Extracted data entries
§
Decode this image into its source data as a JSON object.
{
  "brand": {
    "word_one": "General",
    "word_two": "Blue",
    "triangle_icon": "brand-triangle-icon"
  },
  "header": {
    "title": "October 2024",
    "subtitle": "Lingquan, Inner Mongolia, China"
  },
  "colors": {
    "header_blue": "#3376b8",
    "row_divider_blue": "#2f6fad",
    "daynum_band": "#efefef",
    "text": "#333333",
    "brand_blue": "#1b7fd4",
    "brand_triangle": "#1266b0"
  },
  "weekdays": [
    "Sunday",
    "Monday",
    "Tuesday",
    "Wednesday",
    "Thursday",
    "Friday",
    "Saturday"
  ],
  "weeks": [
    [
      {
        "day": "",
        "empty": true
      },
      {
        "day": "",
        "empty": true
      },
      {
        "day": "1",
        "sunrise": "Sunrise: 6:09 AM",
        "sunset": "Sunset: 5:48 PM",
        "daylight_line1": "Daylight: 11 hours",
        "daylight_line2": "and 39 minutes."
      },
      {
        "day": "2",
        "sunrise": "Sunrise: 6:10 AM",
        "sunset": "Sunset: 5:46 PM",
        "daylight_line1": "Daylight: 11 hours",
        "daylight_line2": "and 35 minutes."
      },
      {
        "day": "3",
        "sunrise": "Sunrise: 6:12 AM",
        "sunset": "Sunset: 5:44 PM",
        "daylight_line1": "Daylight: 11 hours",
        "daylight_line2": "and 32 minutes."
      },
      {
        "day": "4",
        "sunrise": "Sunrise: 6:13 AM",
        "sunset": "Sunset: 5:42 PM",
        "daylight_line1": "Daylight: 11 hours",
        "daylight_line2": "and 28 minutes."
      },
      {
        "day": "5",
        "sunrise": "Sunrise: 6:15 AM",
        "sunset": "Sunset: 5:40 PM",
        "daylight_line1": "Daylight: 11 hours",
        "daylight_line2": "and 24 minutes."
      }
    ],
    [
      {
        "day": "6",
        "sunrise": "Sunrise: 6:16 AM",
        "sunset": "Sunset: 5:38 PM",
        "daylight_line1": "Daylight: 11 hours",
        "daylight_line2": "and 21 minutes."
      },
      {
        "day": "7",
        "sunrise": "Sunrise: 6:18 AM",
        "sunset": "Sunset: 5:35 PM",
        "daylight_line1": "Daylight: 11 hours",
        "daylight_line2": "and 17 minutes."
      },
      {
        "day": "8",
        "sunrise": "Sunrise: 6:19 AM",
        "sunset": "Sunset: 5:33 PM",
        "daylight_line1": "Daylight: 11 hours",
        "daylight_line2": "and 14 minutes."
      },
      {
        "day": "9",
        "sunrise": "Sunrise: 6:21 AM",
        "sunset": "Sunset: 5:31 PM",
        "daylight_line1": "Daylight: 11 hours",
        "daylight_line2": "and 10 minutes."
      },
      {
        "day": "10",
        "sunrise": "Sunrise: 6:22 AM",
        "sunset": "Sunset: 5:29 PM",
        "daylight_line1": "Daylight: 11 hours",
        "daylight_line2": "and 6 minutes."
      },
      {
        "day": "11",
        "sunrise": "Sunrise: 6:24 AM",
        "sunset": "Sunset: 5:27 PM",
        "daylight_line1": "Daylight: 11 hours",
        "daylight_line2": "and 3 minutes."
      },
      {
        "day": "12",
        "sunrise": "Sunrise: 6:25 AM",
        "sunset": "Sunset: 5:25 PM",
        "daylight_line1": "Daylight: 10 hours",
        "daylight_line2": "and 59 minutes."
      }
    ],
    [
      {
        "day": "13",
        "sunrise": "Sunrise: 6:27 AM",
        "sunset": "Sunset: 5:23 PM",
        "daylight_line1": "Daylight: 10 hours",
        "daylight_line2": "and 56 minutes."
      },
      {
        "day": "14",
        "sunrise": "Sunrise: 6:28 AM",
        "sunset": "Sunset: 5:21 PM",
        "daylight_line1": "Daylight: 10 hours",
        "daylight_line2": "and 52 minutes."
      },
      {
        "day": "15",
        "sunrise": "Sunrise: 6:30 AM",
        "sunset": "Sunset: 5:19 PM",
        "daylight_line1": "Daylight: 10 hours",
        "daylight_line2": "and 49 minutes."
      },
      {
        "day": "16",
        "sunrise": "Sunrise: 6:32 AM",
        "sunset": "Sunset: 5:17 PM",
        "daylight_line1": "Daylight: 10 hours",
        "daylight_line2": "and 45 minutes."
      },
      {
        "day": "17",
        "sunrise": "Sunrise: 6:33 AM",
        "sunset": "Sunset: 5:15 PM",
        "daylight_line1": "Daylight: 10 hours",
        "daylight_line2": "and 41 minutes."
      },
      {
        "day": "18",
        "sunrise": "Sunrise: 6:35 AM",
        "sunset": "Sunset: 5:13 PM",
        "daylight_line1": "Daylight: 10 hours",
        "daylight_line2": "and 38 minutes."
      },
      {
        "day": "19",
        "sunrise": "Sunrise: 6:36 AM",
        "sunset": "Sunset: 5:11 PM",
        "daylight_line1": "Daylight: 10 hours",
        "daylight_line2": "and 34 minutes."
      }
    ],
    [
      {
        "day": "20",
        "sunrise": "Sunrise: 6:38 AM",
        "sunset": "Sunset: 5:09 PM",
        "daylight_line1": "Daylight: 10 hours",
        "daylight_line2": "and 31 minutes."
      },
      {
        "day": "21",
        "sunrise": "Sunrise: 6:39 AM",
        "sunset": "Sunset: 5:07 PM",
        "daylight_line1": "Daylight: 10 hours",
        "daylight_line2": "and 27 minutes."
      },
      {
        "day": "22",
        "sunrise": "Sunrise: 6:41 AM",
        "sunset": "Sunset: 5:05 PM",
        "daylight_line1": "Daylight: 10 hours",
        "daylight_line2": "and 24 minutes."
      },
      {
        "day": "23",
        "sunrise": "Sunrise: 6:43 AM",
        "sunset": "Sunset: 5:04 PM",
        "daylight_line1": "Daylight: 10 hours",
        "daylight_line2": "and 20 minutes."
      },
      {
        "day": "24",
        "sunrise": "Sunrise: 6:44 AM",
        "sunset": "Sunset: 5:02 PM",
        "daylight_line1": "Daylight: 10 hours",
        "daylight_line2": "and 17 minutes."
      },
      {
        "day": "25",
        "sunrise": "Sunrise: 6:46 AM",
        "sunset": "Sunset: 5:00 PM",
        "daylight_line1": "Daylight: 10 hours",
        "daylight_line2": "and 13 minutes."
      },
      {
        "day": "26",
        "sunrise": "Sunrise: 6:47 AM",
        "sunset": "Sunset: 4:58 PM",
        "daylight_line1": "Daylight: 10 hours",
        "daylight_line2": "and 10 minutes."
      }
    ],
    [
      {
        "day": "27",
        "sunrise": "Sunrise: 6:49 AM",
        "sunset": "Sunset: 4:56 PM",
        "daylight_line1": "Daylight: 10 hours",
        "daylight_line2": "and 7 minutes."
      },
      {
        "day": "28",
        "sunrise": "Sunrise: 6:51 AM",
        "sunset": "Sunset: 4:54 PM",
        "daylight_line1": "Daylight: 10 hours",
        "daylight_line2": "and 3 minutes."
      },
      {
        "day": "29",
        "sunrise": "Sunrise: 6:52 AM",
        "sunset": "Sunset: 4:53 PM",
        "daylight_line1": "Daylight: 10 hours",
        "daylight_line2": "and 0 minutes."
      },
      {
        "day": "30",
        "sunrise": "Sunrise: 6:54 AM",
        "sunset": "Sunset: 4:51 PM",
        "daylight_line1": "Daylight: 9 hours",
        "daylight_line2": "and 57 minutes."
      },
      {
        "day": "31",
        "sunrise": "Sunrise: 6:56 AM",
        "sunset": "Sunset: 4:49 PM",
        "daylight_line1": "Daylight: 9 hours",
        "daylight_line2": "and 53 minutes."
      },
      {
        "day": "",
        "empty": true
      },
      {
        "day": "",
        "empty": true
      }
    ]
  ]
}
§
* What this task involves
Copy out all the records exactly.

* Reply to the exercise
Decode this image into its source data as a JSON object.
{
  "brand": {
    "word_one": "General",
    "word_two": "Blue",
    "triangle_icon": "brand-triangle-icon"
  },
  "header": {
    "title": "October 2024",
    "subtitle": "Lingquan, Inner Mongolia, China"
  },
  "colors": {
    "header_blue": "#3376b8",
    "row_divider_blue": "#2f6fad",
    "daynum_band": "#efefef",
    "text": "#333333",
    "brand_blue": "#1b7fd4",
    "brand_triangle": "#1266b0"
  },
  "weekdays": [
    "Sunday",
    "Monday",
    "Tuesday",
    "Wednesday",
    "Thursday",
    "Friday",
    "Saturday"
  ],
  "weeks": [
    [
      {
        "day": "",
        "empty": true
      },
      {
        "day": "",
        "empty": true
      },
      {
        "day": "1",
        "sunrise": "Sunrise: 6:09 AM",
        "sunset": "Sunset: 5:48 PM",
        "daylight_line1": "Daylight: 11 hours",
        "daylight_line2": "and 39 minutes."
      },
      {
        "day": "2",
        "sunrise": "Sunrise: 6:10 AM",
        "sunset": "Sunset: 5:46 PM",
        "daylight_line1": "Daylight: 11 hours",
        "daylight_line2": "and 35 minutes."
      },
      {
        "day": "3",
        "sunrise": "Sunrise: 6:12 AM",
        "sunset": "Sunset: 5:44 PM",
        "daylight_line1": "Daylight: 11 hours",
        "daylight_line2": "and 32 minutes."
      },
      {
        "day": "4",
        "sunrise": "Sunrise: 6:13 AM",
        "sunset": "Sunset: 5:42 PM",
        "daylight_line1": "Daylight: 11 hours",
        "daylight_line2": "and 28 minutes."
      },
      {
        "day": "5",
        "sunrise": "Sunrise: 6:15 AM",
        "sunset": "Sunset: 5:40 PM",
        "daylight_line1": "Daylight: 11 hours",
        "daylight_line2": "and 24 minutes."
      }
    ],
    [
      {
        "day": "6",
        "sunrise": "Sunrise: 6:16 AM",
        "sunset": "Sunset: 5:38 PM",
        "daylight_line1": "Daylight: 11 hours",
        "daylight_line2": "and 21 minutes."
      },
      {
        "day": "7",
        "sunrise": "Sunrise: 6:18 AM",
        "sunset": "Sunset: 5:35 PM",
        "daylight_line1": "Daylight: 11 hours",
        "daylight_line2": "and 17 minutes."
      },
      {
        "day": "8",
        "sunrise": "Sunrise: 6:19 AM",
        "sunset": "Sunset: 5:33 PM",
        "daylight_line1": "Daylight: 11 hours",
        "daylight_line2": "and 14 minutes."
      },
      {
        "day": "9",
        "sunrise": "Sunrise: 6:21 AM",
        "sunset": "Sunset: 5:31 PM",
        "daylight_line1": "Daylight: 11 hours",
        "daylight_line2": "and 10 minutes."
      },
      {
        "day": "10",
        "sunrise": "Sunrise: 6:22 AM",
        "sunset": "Sunset: 5:29 PM",
        "daylight_line1": "Daylight: 11 hours",
        "daylight_line2": "and 6 minutes."
      },
      {
        "day": "11",
        "sunrise": "Sunrise: 6:24 AM",
        "sunset": "Sunset: 5:27 PM",
        "daylight_line1": "Daylight: 11 hours",
        "daylight_line2": "and 3 minutes."
      },
      {
        "day": "12",
        "sunrise": "Sunrise: 6:25 AM",
        "sunset": "Sunset: 5:25 PM",
        "daylight_line1": "Daylight: 10 hours",
        "daylight_line2": "and 59 minutes."
      }
    ],
    [
      {
        "day": "13",
        "sunrise": "Sunrise: 6:27 AM",
        "sunset": "Sunset: 5:23 PM",
        "daylight_line1": "Daylight: 10 hours",
        "daylight_line2": "and 56 minutes."
      },
      {
        "day": "14",
        "sunrise": "Sunrise: 6:28 AM",
        "sunset": "Sunset: 5:21 PM",
        "daylight_line1": "Daylight: 10 hours",
        "daylight_line2": "and 52 minutes."
      },
      {
        "day": "15",
        "sunrise": "Sunrise: 6:30 AM",
        "sunset": "Sunset: 5:19 PM",
        "daylight_line1": "Daylight: 10 hours",
        "daylight_line2": "and 49 minutes."
      },
      {
        "day": "16",
        "sunrise": "Sunrise: 6:32 AM",
        "sunset": "Sunset: 5:17 PM",
        "daylight_line1": "Daylight: 10 hours",
        "daylight_line2": "and 45 minutes."
      },
      {
        "day": "17",
        "sunrise": "Sunrise: 6:33 AM",
        "sunset": "Sunset: 5:15 PM",
        "daylight_line1": "Daylight: 10 hours",
        "daylight_line2": "and 41 minutes."
      },
      {
        "day": "18",
        "sunrise": "Sunrise: 6:35 AM",
        "sunset": "Sunset: 5:13 PM",
        "daylight_line1": "Daylight: 10 hours",
        "daylight_line2": "and 38 minutes."
      },
      {
        "day": "19",
        "sunrise": "Sunrise: 6:36 AM",
        "sunset": "Sunset: 5:11 PM",
        "daylight_line1": "Daylight: 10 hours",
        "daylight_line2": "and 34 minutes."
      }
    ],
    [
      {
        "day": "20",
        "sunrise": "Sunrise: 6:38 AM",
        "sunset": "Sunset: 5:09 PM",
        "daylight_line1": "Daylight: 10 hours",
        "daylight_line2": "and 31 minutes."
      },
      {
        "day": "21",
        "sunrise": "Sunrise: 6:39 AM",
        "sunset": "Sunset: 5:07 PM",
        "daylight_line1": "Daylight: 10 hours",
        "daylight_line2": "and 27 minutes."
      },
      {
        "day": "22",
        "sunrise": "Sunrise: 6:41 AM",
        "sunset": "Sunset: 5:05 PM",
        "daylight_line1": "Daylight: 10 hours",
        "daylight_line2": "and 24 minutes."
      },
      {
        "day": "23",
        "sunrise": "Sunrise: 6:43 AM",
        "sunset": "Sunset: 5:04 PM",
        "daylight_line1": "Daylight: 10 hours",
        "daylight_line2": "and 20 minutes."
      },
      {
        "day": "24",
        "sunrise": "Sunrise: 6:44 AM",
        "sunset": "Sunset: 5:02 PM",
        "daylight_line1": "Daylight: 10 hours",
        "daylight_line2": "and 17 minutes."
      },
      {
        "day": "25",
        "sunrise": "Sunrise: 6:46 AM",
        "sunset": "Sunset: 5:00 PM",
        "daylight_line1": "Daylight: 10 hours",
        "daylight_line2": "and 13 minutes."
      },
      {
        "day": "26",
        "sunrise": "Sunrise: 6:47 AM",
        "sunset": "Sunset: 4:58 PM",
        "daylight_line1": "Daylight: 10 hours",
        "daylight_line2": "and 10 minutes."
      }
    ],
    [
      {
        "day": "27",
        "sunrise": "Sunrise: 6:49 AM",
        "sunset": "Sunset: 4:56 PM",
        "daylight_line1": "Daylight: 10 hours",
        "daylight_line2": "and 7 minutes."
      },
      {
        "day": "28",
        "sunrise": "Sunrise: 6:51 AM",
        "sunset": "Sunset: 4:54 PM",
        "daylight_line1": "Daylight: 10 hours",
        "daylight_line2": "and 3 minutes."
      },
      {
        "day": "29",
        "sunrise": "Sunrise: 6:52 AM",
        "sunset": "Sunset: 4:53 PM",
        "daylight_line1": "Daylight: 10 hours",
        "daylight_line2": "and 0 minutes."
      },
      {
        "day": "30",
        "sunrise": "Sunrise: 6:54 AM",
        "sunset": "Sunset: 4:51 PM",
        "daylight_line1": "Daylight: 9 hours",
        "daylight_line2": "and 57 minutes."
      },
      {
        "day": "31",
        "sunrise": "Sunrise: 6:56 AM",
        "sunset": "Sunset: 4:49 PM",
        "daylight_line1": "Daylight: 9 hours",
        "daylight_line2": "and 53 minutes."
      },
      {
        "day": "",
        "empty": true
      },
      {
        "day": "",
        "empty": true
      }
    ]
  ]
}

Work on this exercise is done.